The guest opinion column in The Advocate on May 19 “How Congress can solve our mental-health crisis” illuminates the partisan issues that may prevent passage of major national mental health reforms.
Hopefully, both parties can work together to help address a critical issue. In one of the proposed bills there is a push for more Mental Health First Aid programs nationwide.
This program is considered a very effective community-based tool and is currently available in Licking and Knox counties.
So what is Mental Health First Aid?
Traditional first aid and CPR training have been community resources for years. Many people feel prepared and confident in their ability to step in and offer first aid to a person in need of physical care.
Few people have the same confidence in their ability to identify and help someone experiencing a mental health crisis.
With one in five adults experiencing mental illness each year, there is a need for individuals and communities to develop a better understanding of mental illness and addiction.
Similar to CPR, individuals should be able to develop the first response skill-set necessary to identify and respond to an individual experiencing a mental health crisis.
Mental Health First Aid is a program designed to provide exactly that type of education.

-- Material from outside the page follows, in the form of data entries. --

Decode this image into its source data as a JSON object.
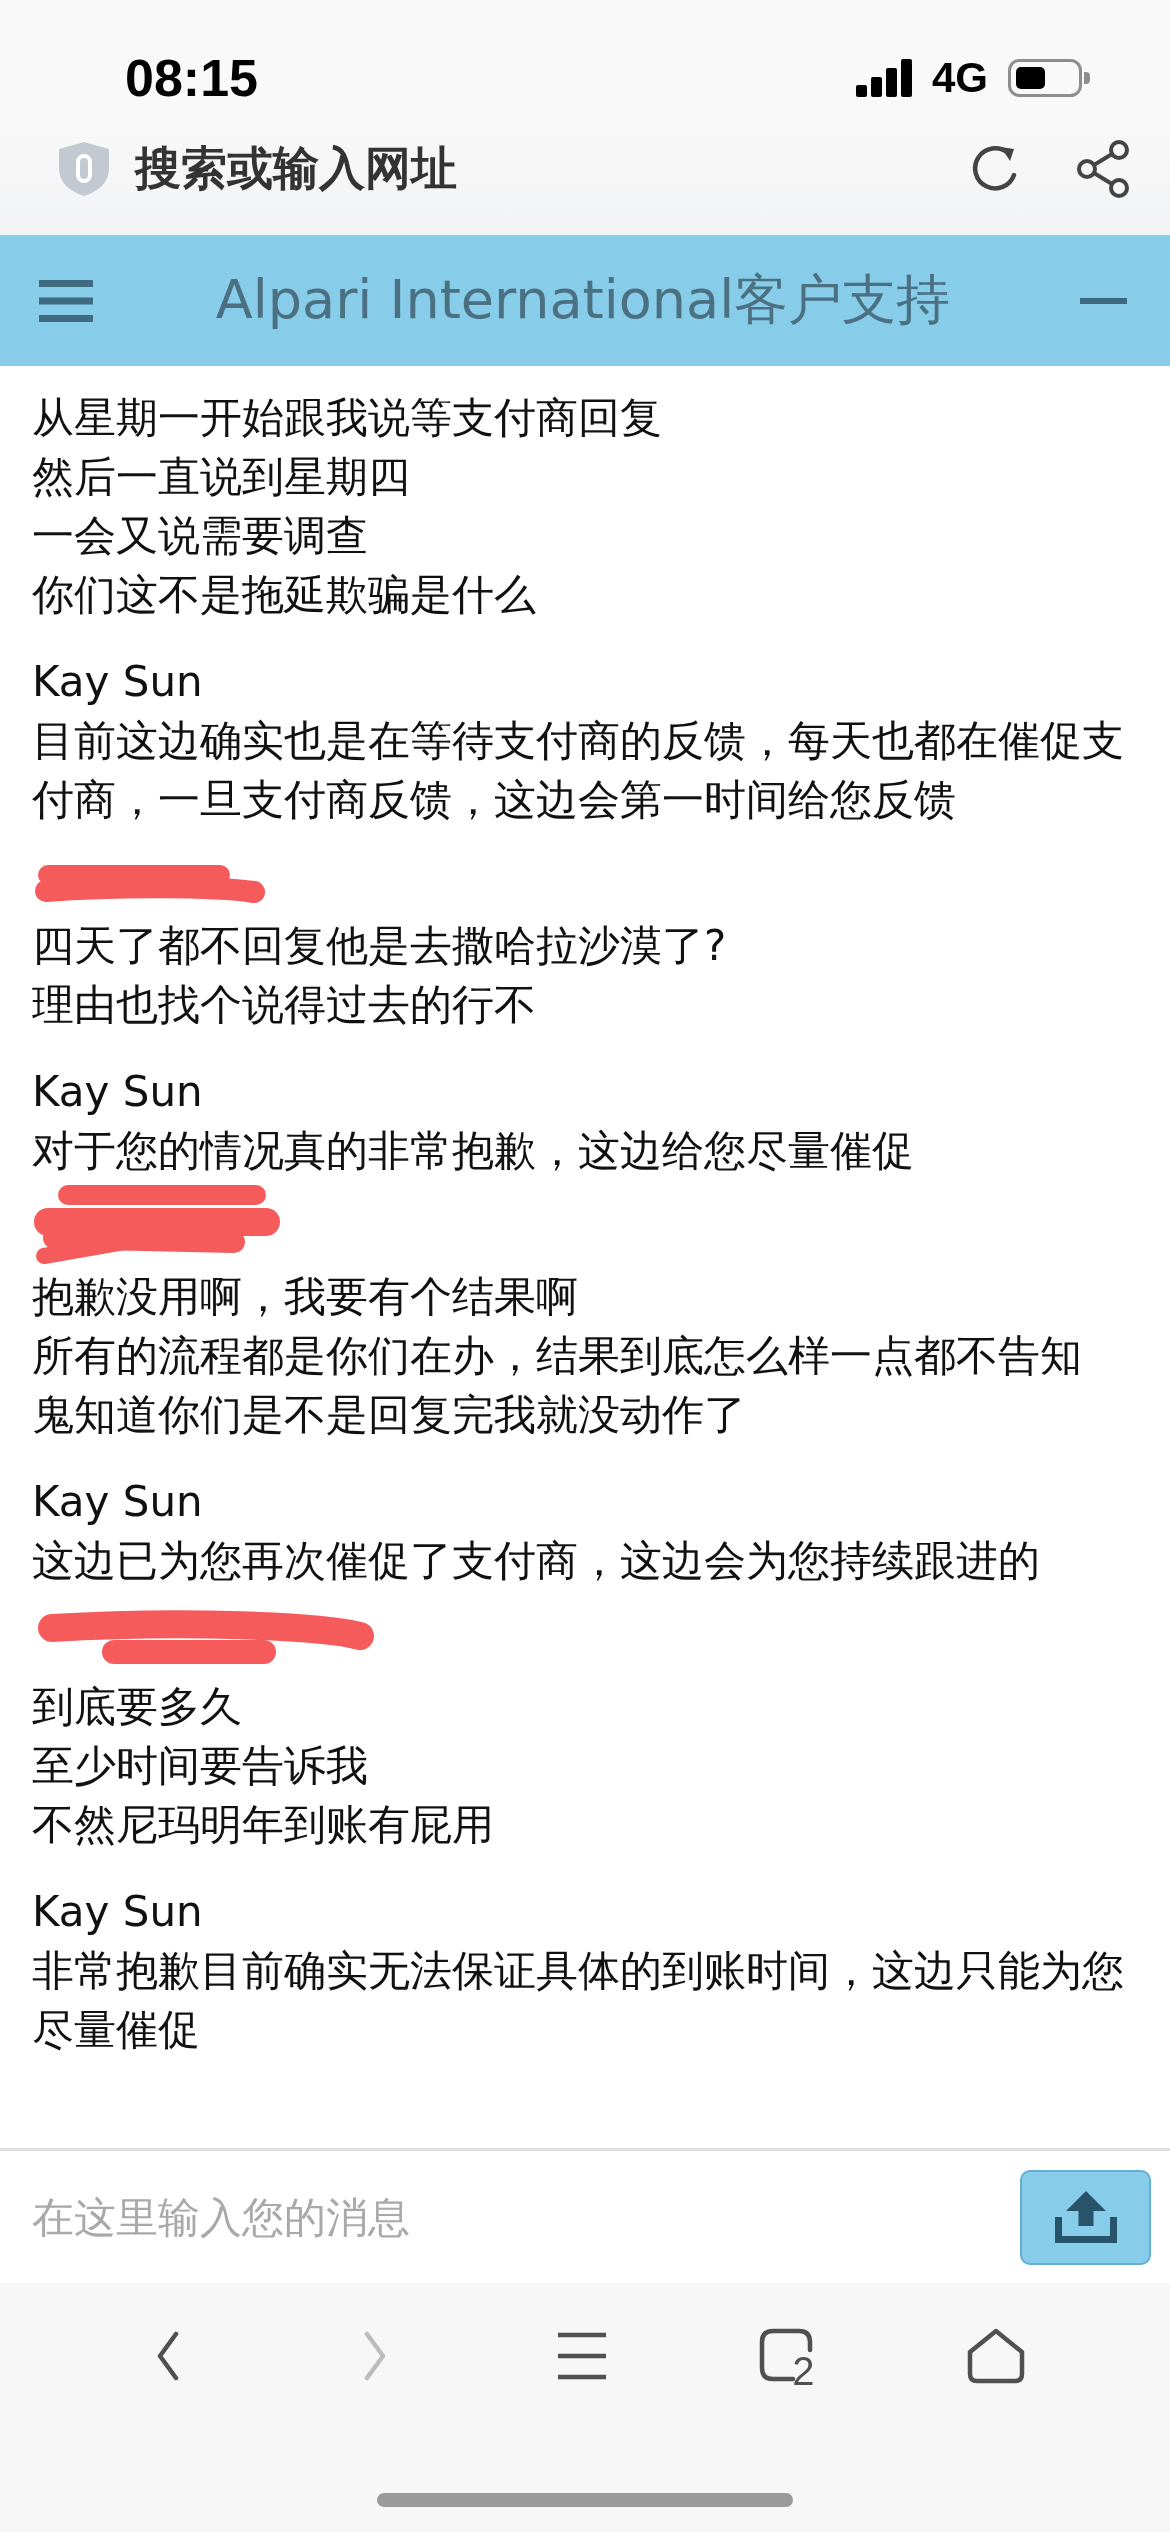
{
  "status_bar": {
    "time": "08:15",
    "network": "4G"
  },
  "address_bar": {
    "text": "搜索或输入网址"
  },
  "chat_header": {
    "title": "Alpari International客户支持"
  },
  "messages": [
    {
      "lines": [
        "从星期一开始跟我说等支付商回复",
        "然后一直说到星期四",
        "一会又说需要调查",
        "你们这不是拖延欺骗是什么"
      ]
    },
    {
      "sender": {
        "kind": "name",
        "text": "Kay Sun"
      },
      "lines": [
        "目前这边确实也是在等待支付商的反馈，每天也都在催促支付商，一旦支付商反馈，这边会第一时间给您反馈"
      ]
    },
    {
      "sender": {
        "kind": "redacted"
      },
      "lines": [
        "四天了都不回复他是去撒哈拉沙漠了?",
        "理由也找个说得过去的行不"
      ]
    },
    {
      "sender": {
        "kind": "name",
        "text": "Kay Sun"
      },
      "lines": [
        "对于您的情况真的非常抱歉，这边给您尽量催促"
      ]
    },
    {
      "sender": {
        "kind": "redacted"
      },
      "lines": [
        "抱歉没用啊，我要有个结果啊",
        "所有的流程都是你们在办，结果到底怎么样一点都不告知",
        "鬼知道你们是不是回复完我就没动作了"
      ]
    },
    {
      "sender": {
        "kind": "name",
        "text": "Kay Sun"
      },
      "lines": [
        "这边已为您再次催促了支付商，这边会为您持续跟进的"
      ]
    },
    {
      "sender": {
        "kind": "redacted"
      },
      "lines": [
        "到底要多久",
        "至少时间要告诉我",
        "不然尼玛明年到账有屁用"
      ]
    },
    {
      "sender": {
        "kind": "name",
        "text": "Kay Sun"
      },
      "lines": [
        "非常抱歉目前确实无法保证具体的到账时间，这边只能为您尽量催促"
      ]
    }
  ],
  "composer": {
    "placeholder": "在这里输入您的消息"
  },
  "toolbar": {
    "buttons": [
      {
        "kind": "back",
        "disabled": false
      },
      {
        "kind": "forward",
        "disabled": true
      },
      {
        "kind": "menu",
        "disabled": false
      },
      {
        "kind": "tabs",
        "disabled": false,
        "count": "2"
      },
      {
        "kind": "home",
        "disabled": false
      }
    ]
  }
}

Mental Health and Recovery for Licking and Knox Counties (MHR) and Mental Health America of Licking County has four certified trainers in Mental Health First Aid and offer free training sessions for local organizations interested in taking a more proactive approach in helping to recognize and assist individuals experiencing the symptoms of mental health crisis.
This training is well suited for clergy, school teachers, medical professionals, custodial staff or anyone who interacts with people in a regular basis.
For more information about free Mental Health First Aid training being offered to your organization contact Kay Spergel at 740-522-1234 or Penny Sitler at 740-522-1341.
Kay Spergel is the executive director at Mental Health and Recovery for Licking and Knox counties.
This article appeared in the Newark Advocate on June 17, 2014.